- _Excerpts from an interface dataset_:
--------------------------------------------------
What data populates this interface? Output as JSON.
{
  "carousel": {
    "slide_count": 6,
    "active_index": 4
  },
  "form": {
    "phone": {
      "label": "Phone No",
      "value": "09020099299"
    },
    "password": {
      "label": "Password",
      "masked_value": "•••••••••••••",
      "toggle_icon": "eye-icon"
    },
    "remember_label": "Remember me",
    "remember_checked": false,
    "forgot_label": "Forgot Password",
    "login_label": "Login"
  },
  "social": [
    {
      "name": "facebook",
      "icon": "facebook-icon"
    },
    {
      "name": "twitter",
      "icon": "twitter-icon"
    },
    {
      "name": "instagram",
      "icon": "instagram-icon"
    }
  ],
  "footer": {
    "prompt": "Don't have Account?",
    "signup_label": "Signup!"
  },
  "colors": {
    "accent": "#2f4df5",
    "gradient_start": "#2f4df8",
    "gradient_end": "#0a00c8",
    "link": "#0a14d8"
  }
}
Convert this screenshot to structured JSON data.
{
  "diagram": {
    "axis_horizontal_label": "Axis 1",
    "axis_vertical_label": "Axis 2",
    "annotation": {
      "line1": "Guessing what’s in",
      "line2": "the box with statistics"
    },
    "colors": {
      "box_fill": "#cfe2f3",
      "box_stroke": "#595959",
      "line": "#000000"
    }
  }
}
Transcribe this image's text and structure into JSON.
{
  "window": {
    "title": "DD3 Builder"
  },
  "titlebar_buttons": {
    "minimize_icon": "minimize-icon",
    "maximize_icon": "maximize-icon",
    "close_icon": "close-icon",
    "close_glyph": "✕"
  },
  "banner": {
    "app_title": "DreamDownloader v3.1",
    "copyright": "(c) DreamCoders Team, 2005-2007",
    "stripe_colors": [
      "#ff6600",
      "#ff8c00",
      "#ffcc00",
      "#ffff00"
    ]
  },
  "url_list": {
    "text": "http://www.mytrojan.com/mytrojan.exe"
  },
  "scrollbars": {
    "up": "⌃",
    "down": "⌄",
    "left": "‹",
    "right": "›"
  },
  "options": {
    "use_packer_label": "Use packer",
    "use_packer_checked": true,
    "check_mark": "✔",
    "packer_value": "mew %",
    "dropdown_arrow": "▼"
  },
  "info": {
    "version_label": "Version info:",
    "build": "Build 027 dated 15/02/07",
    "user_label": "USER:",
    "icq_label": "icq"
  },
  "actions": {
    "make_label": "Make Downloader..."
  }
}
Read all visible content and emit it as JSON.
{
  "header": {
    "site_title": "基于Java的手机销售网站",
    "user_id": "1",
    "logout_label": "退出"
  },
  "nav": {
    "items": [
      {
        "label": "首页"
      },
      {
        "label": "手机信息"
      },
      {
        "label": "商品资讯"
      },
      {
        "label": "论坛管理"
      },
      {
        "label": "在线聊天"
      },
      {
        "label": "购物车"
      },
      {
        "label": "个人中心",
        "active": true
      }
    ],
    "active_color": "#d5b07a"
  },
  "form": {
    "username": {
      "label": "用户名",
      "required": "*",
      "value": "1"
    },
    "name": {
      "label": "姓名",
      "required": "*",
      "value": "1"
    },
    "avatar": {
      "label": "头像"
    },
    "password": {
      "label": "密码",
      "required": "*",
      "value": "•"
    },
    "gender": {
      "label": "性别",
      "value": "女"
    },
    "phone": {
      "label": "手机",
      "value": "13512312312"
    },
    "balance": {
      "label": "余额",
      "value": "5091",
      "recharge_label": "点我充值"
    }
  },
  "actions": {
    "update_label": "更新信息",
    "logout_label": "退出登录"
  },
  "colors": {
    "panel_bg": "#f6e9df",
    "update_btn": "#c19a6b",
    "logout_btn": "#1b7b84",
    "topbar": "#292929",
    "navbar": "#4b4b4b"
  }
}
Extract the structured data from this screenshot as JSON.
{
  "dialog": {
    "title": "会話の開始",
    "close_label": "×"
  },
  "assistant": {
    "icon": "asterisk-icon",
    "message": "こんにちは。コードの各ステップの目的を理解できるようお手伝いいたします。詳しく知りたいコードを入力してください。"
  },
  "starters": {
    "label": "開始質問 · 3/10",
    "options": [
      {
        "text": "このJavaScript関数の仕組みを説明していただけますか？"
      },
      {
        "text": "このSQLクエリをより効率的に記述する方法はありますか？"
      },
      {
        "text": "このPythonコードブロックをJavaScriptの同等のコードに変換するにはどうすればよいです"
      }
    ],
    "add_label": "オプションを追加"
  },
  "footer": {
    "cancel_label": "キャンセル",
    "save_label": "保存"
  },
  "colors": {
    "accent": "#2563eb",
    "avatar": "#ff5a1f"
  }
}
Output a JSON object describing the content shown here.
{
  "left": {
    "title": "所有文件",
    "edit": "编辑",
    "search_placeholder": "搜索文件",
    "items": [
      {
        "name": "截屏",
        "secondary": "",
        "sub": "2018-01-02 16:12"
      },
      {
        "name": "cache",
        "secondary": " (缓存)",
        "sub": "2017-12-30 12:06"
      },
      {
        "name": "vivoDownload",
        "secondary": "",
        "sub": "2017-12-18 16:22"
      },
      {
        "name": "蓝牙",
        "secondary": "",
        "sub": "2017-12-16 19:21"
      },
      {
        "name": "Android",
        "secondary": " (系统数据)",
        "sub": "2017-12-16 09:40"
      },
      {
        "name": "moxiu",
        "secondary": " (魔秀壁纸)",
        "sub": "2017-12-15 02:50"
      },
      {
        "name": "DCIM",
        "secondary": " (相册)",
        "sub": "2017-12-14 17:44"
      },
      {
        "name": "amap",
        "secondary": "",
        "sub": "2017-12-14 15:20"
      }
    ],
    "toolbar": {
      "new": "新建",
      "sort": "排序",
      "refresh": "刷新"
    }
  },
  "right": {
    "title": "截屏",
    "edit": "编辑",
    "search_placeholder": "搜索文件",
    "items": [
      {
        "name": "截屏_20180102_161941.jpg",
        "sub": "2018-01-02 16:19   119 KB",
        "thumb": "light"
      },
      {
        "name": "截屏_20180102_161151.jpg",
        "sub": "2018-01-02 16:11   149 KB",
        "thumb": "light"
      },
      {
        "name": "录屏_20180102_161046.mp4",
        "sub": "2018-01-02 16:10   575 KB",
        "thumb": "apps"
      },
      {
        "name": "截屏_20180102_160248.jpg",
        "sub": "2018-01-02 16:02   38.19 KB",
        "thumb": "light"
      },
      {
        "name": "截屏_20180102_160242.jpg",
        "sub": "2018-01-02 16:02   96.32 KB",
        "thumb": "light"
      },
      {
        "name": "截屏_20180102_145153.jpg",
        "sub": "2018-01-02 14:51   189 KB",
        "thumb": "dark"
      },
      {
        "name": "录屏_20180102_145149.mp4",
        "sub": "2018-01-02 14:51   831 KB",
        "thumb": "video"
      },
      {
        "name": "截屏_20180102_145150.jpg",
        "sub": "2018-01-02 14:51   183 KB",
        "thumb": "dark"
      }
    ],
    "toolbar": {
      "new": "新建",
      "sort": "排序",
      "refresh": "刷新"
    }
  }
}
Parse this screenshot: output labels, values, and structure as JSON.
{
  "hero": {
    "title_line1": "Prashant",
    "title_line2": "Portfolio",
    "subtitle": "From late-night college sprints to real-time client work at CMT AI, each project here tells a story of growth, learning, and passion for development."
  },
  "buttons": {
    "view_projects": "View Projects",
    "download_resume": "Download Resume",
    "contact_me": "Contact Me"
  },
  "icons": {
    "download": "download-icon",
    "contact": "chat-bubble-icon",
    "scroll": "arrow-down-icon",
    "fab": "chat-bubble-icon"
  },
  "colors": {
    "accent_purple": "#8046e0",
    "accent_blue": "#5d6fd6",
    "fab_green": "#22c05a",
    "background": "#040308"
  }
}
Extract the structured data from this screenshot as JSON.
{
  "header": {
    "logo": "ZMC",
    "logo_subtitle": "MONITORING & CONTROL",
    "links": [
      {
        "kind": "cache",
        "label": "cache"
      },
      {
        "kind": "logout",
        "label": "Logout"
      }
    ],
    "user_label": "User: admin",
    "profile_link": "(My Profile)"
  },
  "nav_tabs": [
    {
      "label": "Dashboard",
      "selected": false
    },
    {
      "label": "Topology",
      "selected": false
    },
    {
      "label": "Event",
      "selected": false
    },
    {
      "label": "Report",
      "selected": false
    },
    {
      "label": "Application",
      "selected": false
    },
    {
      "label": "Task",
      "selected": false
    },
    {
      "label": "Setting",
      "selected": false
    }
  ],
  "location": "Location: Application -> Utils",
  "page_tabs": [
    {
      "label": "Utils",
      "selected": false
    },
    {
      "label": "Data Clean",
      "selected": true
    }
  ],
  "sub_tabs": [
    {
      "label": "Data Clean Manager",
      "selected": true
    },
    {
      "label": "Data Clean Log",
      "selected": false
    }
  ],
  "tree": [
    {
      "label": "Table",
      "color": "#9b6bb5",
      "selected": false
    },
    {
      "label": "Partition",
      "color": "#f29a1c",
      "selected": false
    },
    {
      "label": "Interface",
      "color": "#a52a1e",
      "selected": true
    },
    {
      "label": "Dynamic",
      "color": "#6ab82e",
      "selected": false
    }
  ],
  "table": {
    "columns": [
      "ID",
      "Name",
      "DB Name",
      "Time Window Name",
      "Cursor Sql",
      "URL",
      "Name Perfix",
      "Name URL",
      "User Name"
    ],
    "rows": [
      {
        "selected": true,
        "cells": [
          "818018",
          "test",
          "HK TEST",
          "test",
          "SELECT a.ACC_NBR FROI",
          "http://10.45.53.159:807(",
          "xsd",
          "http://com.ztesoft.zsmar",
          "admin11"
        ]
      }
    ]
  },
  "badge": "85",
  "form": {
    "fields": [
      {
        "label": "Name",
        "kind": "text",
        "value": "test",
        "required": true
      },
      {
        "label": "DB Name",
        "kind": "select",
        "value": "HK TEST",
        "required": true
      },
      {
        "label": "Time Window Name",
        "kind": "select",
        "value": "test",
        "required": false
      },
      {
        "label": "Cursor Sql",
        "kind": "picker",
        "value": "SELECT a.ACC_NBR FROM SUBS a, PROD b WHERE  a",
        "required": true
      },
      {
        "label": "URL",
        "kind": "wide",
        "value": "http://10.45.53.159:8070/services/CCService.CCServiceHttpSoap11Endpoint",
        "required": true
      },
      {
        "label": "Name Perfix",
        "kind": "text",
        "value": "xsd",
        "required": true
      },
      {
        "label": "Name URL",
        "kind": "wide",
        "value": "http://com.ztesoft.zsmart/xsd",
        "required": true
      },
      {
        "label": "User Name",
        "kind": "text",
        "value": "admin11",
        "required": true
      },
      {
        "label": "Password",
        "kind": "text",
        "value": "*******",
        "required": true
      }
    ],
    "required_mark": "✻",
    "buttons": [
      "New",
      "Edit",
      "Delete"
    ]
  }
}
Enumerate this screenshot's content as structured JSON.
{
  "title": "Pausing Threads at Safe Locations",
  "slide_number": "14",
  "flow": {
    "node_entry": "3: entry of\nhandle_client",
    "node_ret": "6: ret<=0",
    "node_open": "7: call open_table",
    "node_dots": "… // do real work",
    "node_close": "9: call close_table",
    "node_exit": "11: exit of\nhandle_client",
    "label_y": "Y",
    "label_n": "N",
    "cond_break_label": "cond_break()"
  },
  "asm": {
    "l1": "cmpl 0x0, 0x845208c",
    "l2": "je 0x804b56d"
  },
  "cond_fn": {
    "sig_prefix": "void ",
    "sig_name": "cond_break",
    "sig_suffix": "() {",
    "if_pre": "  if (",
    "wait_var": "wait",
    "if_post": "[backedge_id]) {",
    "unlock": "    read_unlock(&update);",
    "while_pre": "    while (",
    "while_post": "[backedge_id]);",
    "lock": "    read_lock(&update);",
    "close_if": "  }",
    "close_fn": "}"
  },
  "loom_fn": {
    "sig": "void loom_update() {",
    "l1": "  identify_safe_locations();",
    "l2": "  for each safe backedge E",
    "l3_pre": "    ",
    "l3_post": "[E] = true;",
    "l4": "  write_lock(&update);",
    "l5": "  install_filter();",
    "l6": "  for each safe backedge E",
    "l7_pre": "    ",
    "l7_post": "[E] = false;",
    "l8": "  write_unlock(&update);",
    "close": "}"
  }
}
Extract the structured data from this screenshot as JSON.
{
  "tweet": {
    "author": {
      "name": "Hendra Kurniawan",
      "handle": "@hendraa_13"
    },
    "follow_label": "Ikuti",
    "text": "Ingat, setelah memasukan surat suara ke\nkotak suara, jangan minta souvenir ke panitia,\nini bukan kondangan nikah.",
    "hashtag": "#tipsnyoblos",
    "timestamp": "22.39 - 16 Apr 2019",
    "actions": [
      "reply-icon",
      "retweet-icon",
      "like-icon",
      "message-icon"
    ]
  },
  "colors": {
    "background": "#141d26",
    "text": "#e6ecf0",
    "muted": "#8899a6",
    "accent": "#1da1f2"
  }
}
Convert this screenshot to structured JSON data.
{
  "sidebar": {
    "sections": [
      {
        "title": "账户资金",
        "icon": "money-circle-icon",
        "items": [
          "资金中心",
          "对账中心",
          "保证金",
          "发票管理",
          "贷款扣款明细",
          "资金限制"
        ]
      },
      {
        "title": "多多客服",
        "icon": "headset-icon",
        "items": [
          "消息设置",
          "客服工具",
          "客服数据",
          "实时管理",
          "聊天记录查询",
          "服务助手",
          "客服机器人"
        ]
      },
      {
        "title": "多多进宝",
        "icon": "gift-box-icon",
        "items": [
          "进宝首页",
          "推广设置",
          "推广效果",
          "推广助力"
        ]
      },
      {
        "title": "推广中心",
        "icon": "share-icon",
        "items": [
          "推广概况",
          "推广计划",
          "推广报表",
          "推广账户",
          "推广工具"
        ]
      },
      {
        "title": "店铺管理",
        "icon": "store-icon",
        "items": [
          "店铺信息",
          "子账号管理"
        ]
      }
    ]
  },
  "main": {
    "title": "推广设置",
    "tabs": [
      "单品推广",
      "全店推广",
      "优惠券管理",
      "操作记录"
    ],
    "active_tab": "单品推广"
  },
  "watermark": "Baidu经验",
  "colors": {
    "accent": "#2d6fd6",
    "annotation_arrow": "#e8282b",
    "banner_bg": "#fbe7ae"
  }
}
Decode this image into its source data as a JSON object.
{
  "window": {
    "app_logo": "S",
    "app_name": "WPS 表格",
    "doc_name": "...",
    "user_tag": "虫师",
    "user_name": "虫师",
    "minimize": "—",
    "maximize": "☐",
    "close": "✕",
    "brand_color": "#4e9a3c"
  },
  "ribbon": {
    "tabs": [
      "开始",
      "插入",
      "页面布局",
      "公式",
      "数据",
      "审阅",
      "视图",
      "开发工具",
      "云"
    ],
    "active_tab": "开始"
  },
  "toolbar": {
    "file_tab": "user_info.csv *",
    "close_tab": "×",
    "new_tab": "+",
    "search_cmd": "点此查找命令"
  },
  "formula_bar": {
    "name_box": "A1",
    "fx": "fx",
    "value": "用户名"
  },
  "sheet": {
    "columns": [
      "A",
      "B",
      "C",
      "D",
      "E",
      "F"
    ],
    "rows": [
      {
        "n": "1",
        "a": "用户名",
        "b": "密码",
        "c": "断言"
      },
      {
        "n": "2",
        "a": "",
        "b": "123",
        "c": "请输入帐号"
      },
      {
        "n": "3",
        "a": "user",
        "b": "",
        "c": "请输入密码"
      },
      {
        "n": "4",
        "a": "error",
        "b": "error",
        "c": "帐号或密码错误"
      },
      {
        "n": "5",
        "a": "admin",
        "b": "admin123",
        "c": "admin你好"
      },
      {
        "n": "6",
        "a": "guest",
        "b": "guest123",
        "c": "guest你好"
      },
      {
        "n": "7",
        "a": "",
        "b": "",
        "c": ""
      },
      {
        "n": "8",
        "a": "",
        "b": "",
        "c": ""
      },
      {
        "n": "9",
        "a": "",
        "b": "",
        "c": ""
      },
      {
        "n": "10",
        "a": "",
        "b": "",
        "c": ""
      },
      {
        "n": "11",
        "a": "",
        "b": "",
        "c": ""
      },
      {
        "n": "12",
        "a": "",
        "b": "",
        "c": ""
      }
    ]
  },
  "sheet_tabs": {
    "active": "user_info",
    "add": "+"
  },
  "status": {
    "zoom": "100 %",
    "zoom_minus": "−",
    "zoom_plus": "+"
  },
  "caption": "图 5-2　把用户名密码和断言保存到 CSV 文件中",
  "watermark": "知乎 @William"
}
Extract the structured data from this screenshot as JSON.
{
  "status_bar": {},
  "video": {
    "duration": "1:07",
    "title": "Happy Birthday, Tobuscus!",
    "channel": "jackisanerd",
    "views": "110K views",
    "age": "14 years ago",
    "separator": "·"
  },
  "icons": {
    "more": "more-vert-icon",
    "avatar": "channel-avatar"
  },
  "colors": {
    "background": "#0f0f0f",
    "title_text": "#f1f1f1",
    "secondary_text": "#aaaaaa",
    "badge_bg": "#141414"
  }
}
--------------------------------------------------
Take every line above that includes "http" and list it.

- _Finished task_:
    "text": "http://www.mytrojan.com/mytrojan.exe"
          "http://10.45.53.159:807(",
          "http://com.ztesoft.zsmar",
        "value": "http://10.45.53.159:8070/services/CCService.CCServiceHttpSoap11Endpoint",
        "value": "http://com.ztesoft.zsmart/xsd",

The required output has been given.